As fun and inspiring as the shows are, I am an introvert and need a good amount of time to recover from the outpouring of energy at each show, and that means losing 3 full weekends on show months. The worst in this respect was SPX, which was in all accounts a spectacular show--I spent a lot of time with wonderful people, a record number of my books found new readers, and the crowd was delightfully friendly--but by happenstance, the show was sandwiched between two immensely stressful weeks in my personal life, so I was too distracted to really enjoy the joys of the show. Plus, somehow the decibel-level of the expo room (which didn't seem louder than any other) damaged my ears to the point that they still haven't quite recovered. (Hush hush, children. Off to the doctor.) It was a perfect storm of exhaustion, and I felt like I needed all of October to sit in a quiet room to regain composure...and because 2013 has been non-stop, that "rest" manifested in 2 exciting but, again, totally consuming October freelance projects. I look back on the year grateful for the people I met and the audience my book has found, but regretful that I didn't give myself the time to make as much new work as I intended.
4) I really need to insulate my studio. In February I moved to a new apartment with a sun room off the front, with 3 walls of windows. It's glorious in spring and fall, but makes the surface of Venus seem cool in the summer and it's straight-up Hoth in the winter. After years of working at a dining room table or a small desk in the corner of my living room, I revel in having space to work privately, but it needs to be functional. Too many could-have-been-work days were disrupted by unlivable temperatures. No more in 2014!
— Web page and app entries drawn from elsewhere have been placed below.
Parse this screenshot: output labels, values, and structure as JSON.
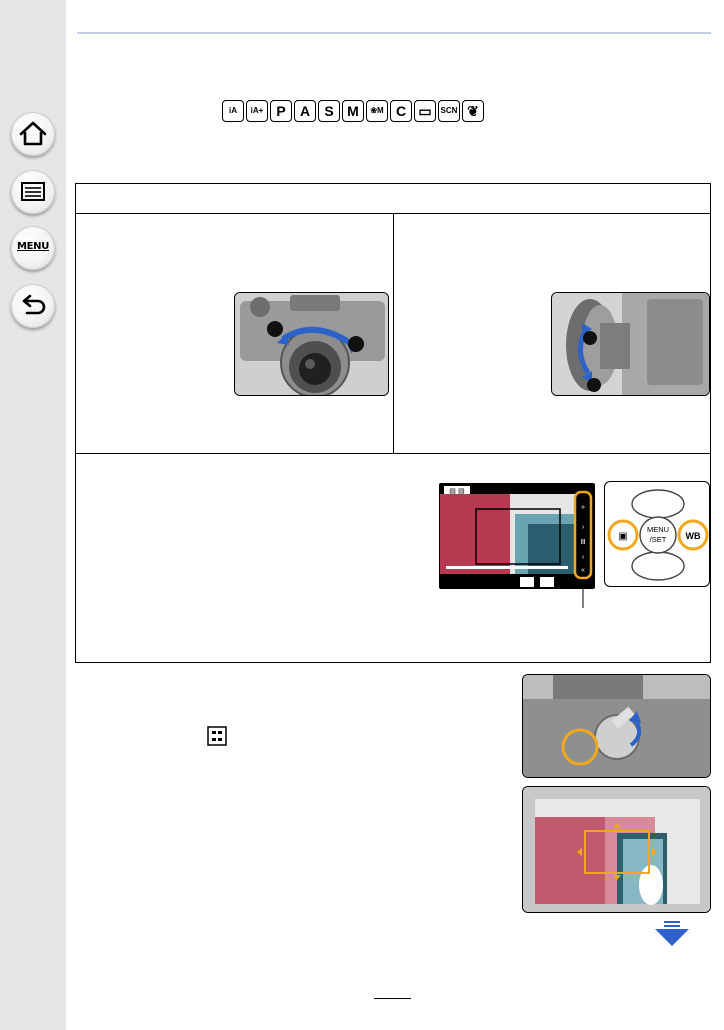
{
  "sidebar": {
    "buttons": [
      {
        "name": "home",
        "icon": "home-icon"
      },
      {
        "name": "contents",
        "icon": "list-icon"
      },
      {
        "name": "menu",
        "label": "MENU",
        "icon": "menu-icon"
      },
      {
        "name": "back",
        "icon": "back-arrow-icon"
      }
    ]
  },
  "mode_icons": [
    "iA",
    "iA+",
    "P",
    "A",
    "S",
    "M",
    "❀M",
    "C",
    "▭",
    "SCN",
    "❦"
  ],
  "colors": {
    "accent_orange": "#f2a81d",
    "arrow_blue": "#2d63c8",
    "rule_blue": "#c5cfe6",
    "sidebar_gray": "#e6e6e6"
  },
  "figures": {
    "lcd_top_label": "▤ ▤",
    "dial_center": "MENU/SET",
    "dial_left": "▣",
    "dial_right": "WB"
  },
  "next_page_icon": "down-arrow-icon"
}
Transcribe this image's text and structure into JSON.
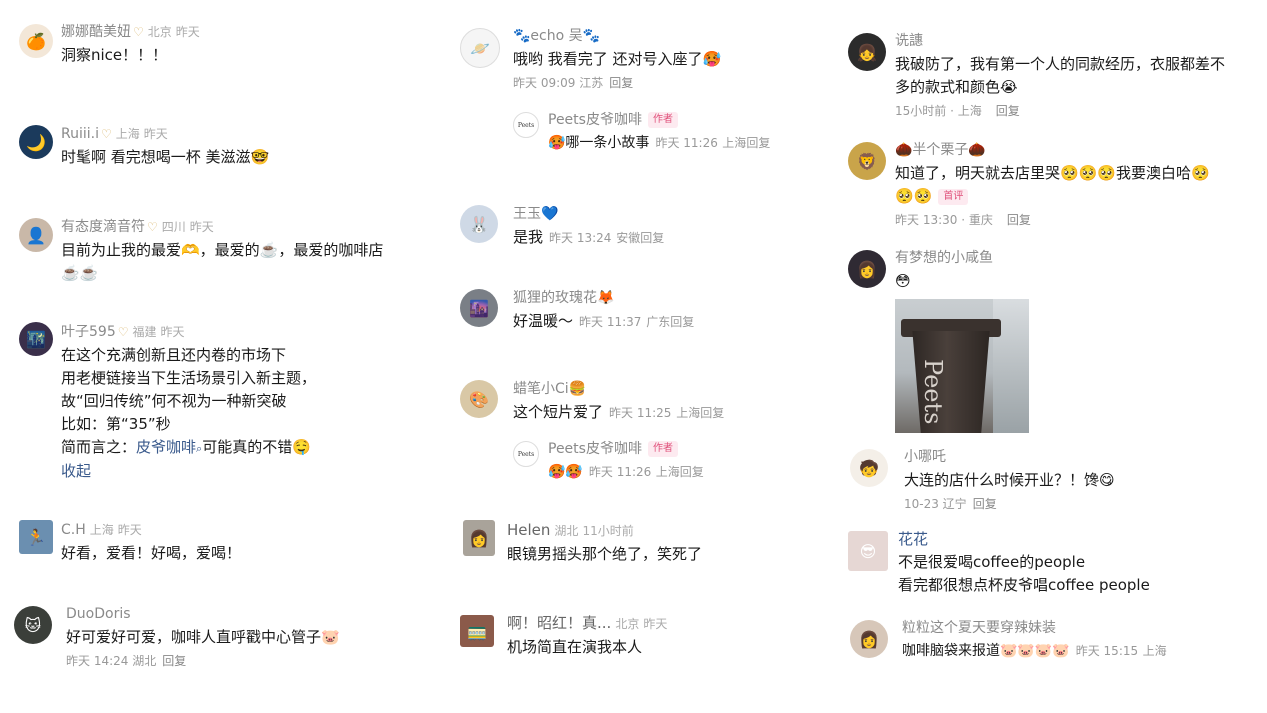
{
  "columns": [
    {
      "comments": [
        {
          "name": "娜娜酷美妞",
          "badge": "♡",
          "location": "北京",
          "time": "昨天",
          "text": "洞察nice！！！",
          "avatar": "🍊",
          "avatar_bg": "#f3e7d8"
        },
        {
          "name": "Ruiii.i",
          "badge": "♡",
          "location": "上海",
          "time": "昨天",
          "text": "时髦啊 看完想喝一杯 美滋滋🤓",
          "avatar": "🌙",
          "avatar_bg": "#1b3a5c"
        },
        {
          "name": "有态度滴音符",
          "badge": "♡",
          "location": "四川",
          "time": "昨天",
          "lines": [
            "目前为止我的最爱🫶，最爱的☕️，最爱的咖啡店",
            "☕️☕️"
          ],
          "avatar": "👤",
          "avatar_bg": "#c9b8a8"
        },
        {
          "name": "叶子595",
          "badge": "♡",
          "location": "福建",
          "time": "昨天",
          "lines": [
            "在这个充满创新且还内卷的市场下",
            "用老梗链接当下生活场景引入新主题，",
            "故“回归传统”何不视为一种新突破",
            "比如：第“35”秒"
          ],
          "last_prefix": "简而言之：",
          "last_link": "皮爷咖啡",
          "last_search": "⌕",
          "last_suffix": "可能真的不错🤤",
          "collapse": "收起",
          "avatar": "🌃",
          "avatar_bg": "#3a2f4a"
        },
        {
          "name": "C.H",
          "location": "上海",
          "time": "昨天",
          "text": "好看，爱看！好喝，爱喝！",
          "avatar": "🏃",
          "avatar_bg": "#6b8fb0"
        },
        {
          "name": "DuoDoris",
          "text": "好可爱好可爱，咖啡人直呼戳中心管子🐷",
          "date": "昨天 14:24",
          "location2": "湖北",
          "reply": "回复",
          "avatar": "🐱",
          "avatar_bg": "#3b3f3a"
        }
      ]
    },
    {
      "comments": [
        {
          "name": "🐾echo 吴🐾",
          "text": "哦哟 我看完了 还对号入座了🥵",
          "date": "昨天 09:09",
          "location2": "江苏",
          "reply": "回复",
          "avatar": "🪐",
          "avatar_bg": "#f5f5f5",
          "sub_reply": {
            "name": "Peets皮爷咖啡",
            "tag": "作者",
            "text": "🥵哪一条小故事",
            "date": "昨天 11:26",
            "location2": "上海",
            "reply": "回复",
            "avatar": "Peets"
          }
        },
        {
          "name": "王玉💙",
          "text": "是我",
          "date": "昨天 13:24",
          "location2": "安徽",
          "reply": "回复",
          "avatar": "🐰",
          "avatar_bg": "#cfd9e6"
        },
        {
          "name": "狐狸的玫瑰花🦊",
          "text": "好温暖～",
          "date": "昨天 11:37",
          "location2": "广东",
          "reply": "回复",
          "avatar": "🌆",
          "avatar_bg": "#7a7f86"
        },
        {
          "name": "蜡笔小Ci🍔",
          "text": "这个短片爱了",
          "date": "昨天 11:25",
          "location2": "上海",
          "reply": "回复",
          "avatar": "🎨",
          "avatar_bg": "#d9c8a6",
          "sub_reply": {
            "name": "Peets皮爷咖啡",
            "tag": "作者",
            "text": "🥵🥵",
            "date": "昨天 11:26",
            "location2": "上海",
            "reply": "回复",
            "avatar": "Peets"
          }
        },
        {
          "name": "Helen",
          "location": "湖北",
          "time": "11小时前",
          "text": "眼镜男摇头那个绝了，笑死了",
          "avatar": "👩",
          "avatar_bg": "#a9a39a"
        },
        {
          "name": "啊！昭红！真...",
          "location": "北京",
          "time": "昨天",
          "text": "机场简直在演我本人",
          "avatar": "🚃",
          "avatar_bg": "#8b5a4a"
        }
      ]
    },
    {
      "comments": [
        {
          "name": "诜譓",
          "lines": [
            "我破防了，我有第一个人的同款经历，衣服都差不",
            "多的款式和颜色😭"
          ],
          "date": "15小时前 · 上海",
          "reply": "回复",
          "avatar": "👧",
          "avatar_bg": "#2b2b2b"
        },
        {
          "name": "🌰半个栗子🌰",
          "lines": [
            "知道了，明天就去店里哭🥺🥺🥺我要澳白哈🥺",
            "🥺🥺"
          ],
          "first_tag": "首评",
          "date": "昨天 13:30 · 重庆",
          "reply": "回复",
          "avatar": "🦁",
          "avatar_bg": "#c9a44a"
        },
        {
          "name": "有梦想的小咸鱼",
          "text": "😳",
          "has_photo": true,
          "photo_text": "Peets",
          "avatar": "👩",
          "avatar_bg": "#2f2a33"
        },
        {
          "name": "小哪吒",
          "text": "大连的店什么时候开业？！馋😋",
          "date": "10-23 辽宁",
          "reply": "回复",
          "avatar": "🧒",
          "avatar_bg": "#f4efe8"
        },
        {
          "name": "花花",
          "name_style": "dark",
          "lines": [
            "不是很爱喝coffee的people",
            "看完都很想点杯皮爷唱coffee people"
          ],
          "avatar": "😎",
          "avatar_bg": "#e6d7d4"
        },
        {
          "name": "粒粒这个夏天要穿辣妹装",
          "text": "咖啡脑袋来报道🐷🐷🐷🐷",
          "date": "昨天 15:15",
          "location2": "上海",
          "avatar": "👩",
          "avatar_bg": "#d7c7b9"
        }
      ]
    }
  ]
}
5) I need to practice better self-care, and be less moved by flattery and obligation. As 2013 steamrolled along, there emerged a growing gap between who I say I am and what I actually do with my time, and that gulf has nurtured a small and manageable but mean-spirited depression. I identify as an artist, but I have felt too exhausted to put pen to paper on more nights than not. I identify as an athlete, but have been too ground down to move off the couch or feed myself nourishing food. This isn't to say I wish I had said no to any opportunities that emerged from the ether: as an early-career artist, it is humbling, encouraging and genuinely surprising to be recognized for the work I put care and thought in to, but here it is at the end of 2013 with TCAF '14 just around the corner, and I am nowhere closer to being done with Sounds and Seas II than I was in August. This is a long game, and I need to pace myself better; I get distracted by the glitter and attention that comes with little projects, things that I can quickly share for which I get immediate gratification for sharing and pleasant pats on the back, but immediately afterward I wish I had spent the time on a bigger, more meaningful project. Time to finally take that to heart and focus on the long game in 2014.
And so, with 12 hours left of 2013, I say farewell and good riddance. Happy new year, everyone--here's to good health, good community, and good work.